Data items
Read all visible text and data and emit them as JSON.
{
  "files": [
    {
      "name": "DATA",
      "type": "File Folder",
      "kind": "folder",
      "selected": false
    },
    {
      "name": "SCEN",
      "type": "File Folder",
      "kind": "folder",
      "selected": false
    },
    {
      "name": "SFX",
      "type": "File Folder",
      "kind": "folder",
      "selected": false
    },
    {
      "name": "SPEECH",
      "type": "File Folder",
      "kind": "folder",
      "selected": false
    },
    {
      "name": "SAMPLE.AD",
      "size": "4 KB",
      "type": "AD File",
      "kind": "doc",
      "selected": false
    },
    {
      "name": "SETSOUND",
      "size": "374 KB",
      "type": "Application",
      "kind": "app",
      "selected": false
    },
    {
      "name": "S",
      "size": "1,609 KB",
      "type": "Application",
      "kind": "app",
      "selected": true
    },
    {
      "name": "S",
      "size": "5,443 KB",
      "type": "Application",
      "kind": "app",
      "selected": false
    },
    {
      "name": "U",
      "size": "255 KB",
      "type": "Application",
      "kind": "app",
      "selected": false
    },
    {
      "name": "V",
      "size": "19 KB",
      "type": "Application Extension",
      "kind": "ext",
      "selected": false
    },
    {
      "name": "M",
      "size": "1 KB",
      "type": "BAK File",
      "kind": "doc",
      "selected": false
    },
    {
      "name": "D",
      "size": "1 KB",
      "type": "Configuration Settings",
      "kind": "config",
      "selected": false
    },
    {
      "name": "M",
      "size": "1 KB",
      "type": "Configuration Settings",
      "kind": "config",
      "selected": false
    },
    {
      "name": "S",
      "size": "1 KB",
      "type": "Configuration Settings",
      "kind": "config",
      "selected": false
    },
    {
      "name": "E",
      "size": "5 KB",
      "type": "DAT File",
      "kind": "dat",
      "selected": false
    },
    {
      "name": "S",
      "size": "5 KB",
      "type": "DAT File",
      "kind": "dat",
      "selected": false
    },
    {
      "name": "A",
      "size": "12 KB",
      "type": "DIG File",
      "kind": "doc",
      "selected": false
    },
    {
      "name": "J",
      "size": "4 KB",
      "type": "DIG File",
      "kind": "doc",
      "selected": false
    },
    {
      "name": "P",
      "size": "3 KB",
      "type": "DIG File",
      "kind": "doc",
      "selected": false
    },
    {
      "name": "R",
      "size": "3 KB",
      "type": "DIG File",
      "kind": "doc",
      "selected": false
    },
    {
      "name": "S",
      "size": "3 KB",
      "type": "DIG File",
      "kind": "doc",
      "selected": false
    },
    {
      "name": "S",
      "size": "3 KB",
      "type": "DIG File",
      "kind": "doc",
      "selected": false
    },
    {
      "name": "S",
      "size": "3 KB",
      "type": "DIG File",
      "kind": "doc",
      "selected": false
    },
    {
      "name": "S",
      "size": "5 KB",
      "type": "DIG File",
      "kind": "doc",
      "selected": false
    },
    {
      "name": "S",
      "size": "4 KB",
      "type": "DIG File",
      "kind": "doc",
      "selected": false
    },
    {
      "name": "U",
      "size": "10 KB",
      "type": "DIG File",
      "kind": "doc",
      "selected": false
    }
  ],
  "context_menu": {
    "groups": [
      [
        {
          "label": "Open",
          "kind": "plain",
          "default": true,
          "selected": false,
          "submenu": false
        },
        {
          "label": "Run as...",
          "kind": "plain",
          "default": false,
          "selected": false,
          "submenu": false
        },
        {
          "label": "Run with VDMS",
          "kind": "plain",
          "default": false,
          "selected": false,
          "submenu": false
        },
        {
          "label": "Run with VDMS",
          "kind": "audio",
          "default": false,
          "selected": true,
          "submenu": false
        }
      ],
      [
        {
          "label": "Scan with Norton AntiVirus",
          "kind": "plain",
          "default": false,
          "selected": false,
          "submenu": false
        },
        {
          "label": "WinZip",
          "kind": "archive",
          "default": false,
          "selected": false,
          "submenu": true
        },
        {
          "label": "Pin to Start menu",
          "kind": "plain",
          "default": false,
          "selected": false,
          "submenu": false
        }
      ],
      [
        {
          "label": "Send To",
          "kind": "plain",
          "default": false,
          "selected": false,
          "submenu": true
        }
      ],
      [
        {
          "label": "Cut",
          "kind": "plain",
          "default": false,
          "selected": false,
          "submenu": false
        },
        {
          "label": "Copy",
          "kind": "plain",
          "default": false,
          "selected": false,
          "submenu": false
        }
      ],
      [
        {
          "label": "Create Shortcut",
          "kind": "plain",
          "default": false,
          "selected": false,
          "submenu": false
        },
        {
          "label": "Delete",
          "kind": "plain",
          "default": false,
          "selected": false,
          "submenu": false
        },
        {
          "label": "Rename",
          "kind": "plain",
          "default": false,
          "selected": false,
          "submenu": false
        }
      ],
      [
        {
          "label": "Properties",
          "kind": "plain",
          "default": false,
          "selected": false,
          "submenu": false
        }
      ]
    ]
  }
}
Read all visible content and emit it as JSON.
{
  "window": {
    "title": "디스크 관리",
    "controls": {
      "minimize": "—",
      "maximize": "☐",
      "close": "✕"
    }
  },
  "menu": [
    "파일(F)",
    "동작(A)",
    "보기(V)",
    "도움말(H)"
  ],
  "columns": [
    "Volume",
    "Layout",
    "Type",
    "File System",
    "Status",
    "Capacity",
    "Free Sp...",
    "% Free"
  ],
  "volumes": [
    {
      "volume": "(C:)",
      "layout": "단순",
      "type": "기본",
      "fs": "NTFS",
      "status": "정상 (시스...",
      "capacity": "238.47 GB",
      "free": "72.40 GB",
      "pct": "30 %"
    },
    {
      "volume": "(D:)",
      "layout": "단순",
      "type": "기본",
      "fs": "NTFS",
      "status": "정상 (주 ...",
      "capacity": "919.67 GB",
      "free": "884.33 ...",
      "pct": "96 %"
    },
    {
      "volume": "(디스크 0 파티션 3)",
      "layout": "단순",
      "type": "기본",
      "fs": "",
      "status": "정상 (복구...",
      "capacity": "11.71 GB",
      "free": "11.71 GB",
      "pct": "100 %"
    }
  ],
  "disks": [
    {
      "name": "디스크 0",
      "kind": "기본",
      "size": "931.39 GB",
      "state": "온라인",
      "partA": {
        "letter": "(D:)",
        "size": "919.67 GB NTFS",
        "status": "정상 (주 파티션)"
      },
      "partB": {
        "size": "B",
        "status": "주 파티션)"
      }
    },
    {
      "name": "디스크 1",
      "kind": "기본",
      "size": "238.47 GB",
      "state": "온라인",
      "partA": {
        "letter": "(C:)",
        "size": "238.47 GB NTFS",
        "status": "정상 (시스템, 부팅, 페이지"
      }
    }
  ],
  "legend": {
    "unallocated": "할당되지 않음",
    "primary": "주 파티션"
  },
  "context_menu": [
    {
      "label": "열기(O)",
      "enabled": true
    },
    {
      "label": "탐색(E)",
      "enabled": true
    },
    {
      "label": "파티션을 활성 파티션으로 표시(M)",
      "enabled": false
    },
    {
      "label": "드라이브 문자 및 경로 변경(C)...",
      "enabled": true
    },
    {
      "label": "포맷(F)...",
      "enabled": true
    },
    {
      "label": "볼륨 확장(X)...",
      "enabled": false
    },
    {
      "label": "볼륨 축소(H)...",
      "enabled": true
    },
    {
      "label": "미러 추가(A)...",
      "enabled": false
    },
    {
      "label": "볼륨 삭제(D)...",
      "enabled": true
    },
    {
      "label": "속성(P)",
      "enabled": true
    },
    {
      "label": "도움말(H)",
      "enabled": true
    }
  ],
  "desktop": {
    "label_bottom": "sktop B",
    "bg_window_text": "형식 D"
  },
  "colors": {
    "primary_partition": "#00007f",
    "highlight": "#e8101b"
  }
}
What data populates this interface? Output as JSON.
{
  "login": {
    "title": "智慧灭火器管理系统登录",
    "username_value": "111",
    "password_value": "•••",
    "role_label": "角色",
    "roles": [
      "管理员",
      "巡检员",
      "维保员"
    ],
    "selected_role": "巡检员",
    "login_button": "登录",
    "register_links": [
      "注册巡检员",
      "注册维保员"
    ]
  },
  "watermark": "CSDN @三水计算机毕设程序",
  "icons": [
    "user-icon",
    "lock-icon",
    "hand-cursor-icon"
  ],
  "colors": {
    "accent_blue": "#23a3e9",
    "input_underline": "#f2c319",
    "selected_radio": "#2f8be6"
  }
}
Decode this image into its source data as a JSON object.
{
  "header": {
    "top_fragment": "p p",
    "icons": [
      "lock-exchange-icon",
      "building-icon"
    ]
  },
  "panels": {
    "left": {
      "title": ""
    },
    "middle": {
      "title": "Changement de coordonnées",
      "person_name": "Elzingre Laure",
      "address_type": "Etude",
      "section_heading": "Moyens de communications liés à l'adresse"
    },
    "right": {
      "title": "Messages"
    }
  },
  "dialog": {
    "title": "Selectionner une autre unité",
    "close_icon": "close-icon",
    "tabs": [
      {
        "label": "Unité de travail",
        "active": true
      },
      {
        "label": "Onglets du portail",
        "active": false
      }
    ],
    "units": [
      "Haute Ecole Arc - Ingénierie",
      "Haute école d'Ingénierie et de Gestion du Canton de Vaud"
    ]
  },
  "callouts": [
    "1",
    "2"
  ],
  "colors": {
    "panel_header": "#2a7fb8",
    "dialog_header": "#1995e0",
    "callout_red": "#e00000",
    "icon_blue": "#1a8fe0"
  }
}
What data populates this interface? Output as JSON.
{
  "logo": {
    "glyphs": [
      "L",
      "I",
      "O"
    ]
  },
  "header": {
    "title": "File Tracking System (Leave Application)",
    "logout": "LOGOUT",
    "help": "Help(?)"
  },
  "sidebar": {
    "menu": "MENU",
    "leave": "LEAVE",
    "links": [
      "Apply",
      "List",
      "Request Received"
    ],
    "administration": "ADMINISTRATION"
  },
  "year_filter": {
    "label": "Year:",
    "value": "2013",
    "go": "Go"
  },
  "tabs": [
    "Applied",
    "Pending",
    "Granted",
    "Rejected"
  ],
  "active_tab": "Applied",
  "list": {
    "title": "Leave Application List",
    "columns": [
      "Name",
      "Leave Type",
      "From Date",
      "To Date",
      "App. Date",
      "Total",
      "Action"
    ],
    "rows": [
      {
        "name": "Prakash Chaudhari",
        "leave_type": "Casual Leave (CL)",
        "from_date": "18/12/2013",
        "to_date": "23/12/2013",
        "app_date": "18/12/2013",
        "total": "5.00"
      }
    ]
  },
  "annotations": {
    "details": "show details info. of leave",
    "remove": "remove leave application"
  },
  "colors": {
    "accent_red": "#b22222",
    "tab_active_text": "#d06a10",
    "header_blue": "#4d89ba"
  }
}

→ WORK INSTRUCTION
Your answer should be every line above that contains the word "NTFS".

→ RESPONSE TO THIS TASK
      "fs": "NTFS",
      "fs": "NTFS",
        "size": "919.67 GB NTFS",
        "size": "238.47 GB NTFS",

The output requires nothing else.